I chose “junio” and got it wrong, because the system specifically wanted “julio”, even though there's no way I could have known that. Could you either change the words or make the system accept both?
I think that “mia amiko alvenos julion” is correct, maybe not very common. “en julion” (accusative) is not correct, as uSiuHung points out in another comment: To indicate a time you can use a preposition (en julio), an adverb (julie) or in certain cases the accusative (julion), but not two of them. An accusative after a preposition is only used to indicate movement in a certain direction.

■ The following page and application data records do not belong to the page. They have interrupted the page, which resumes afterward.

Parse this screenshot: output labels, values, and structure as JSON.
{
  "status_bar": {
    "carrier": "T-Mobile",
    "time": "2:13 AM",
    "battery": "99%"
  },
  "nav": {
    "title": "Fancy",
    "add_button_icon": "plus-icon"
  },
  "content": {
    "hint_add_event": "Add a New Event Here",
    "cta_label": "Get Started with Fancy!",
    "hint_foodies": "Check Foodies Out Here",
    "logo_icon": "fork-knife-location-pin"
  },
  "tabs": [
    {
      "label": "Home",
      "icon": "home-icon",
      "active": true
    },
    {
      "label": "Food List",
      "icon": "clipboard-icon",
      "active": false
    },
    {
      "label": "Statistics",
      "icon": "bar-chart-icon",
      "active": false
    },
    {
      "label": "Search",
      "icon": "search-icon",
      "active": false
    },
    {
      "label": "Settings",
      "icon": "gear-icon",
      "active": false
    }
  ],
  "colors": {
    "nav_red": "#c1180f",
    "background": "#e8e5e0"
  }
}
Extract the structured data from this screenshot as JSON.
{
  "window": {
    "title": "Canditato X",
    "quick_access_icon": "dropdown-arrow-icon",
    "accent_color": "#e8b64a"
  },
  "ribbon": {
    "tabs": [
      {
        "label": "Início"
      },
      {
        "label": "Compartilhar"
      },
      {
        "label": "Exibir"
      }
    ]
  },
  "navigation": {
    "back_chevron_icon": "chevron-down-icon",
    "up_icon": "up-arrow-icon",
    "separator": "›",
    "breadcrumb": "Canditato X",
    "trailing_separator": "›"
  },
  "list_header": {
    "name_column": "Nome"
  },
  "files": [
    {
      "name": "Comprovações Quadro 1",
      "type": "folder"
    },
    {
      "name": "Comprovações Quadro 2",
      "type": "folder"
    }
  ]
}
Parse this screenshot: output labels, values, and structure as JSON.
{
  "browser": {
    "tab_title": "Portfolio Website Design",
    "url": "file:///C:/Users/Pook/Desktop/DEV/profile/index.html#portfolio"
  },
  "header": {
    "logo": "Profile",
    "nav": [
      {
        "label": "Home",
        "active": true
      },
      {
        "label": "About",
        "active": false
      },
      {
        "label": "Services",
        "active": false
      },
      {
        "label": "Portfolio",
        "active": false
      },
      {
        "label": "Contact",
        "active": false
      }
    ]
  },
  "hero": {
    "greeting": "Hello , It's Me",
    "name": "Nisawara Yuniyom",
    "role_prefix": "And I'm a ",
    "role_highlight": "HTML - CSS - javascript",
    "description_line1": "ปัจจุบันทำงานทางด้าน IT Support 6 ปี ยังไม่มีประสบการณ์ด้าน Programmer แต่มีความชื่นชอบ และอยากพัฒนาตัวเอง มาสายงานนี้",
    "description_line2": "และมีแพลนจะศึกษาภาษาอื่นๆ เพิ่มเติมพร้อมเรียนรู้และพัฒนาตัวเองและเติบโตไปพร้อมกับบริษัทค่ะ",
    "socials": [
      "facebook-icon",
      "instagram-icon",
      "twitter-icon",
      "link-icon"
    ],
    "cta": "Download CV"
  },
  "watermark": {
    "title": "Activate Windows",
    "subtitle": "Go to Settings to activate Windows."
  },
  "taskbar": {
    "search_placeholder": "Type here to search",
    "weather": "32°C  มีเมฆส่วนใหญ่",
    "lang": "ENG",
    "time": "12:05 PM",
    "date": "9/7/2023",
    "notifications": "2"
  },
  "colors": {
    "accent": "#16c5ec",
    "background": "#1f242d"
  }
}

Yes, in Esperanto there's a difference between “veni” and “alveni.” “Alveni” clearly refers only to arrival; so the sentence doesn't say anything about how long my friend is going to stay. “Veni” is more general; it could also be used to imply that my friend is going to stay for a certain time in July. It could also mean that my friend is just passing by and not going to stay at all. That depends on context.
But I think Saul Nathan's question is whether the English “to arrive” and “to come” have a similar difference in meaning. Being an E3L speaker I am unsure about this, and that's why I could not answer Saul's question.
The difference between "come" and "arrive" in English is very similar to the difference you've outlined between "veni" and "alveni" in Esperanto. "To come" is more general, "to arrive" is more specific. The difference is small perhaps, but for a language learning exercise one needs to translate as closely and precisely as one can.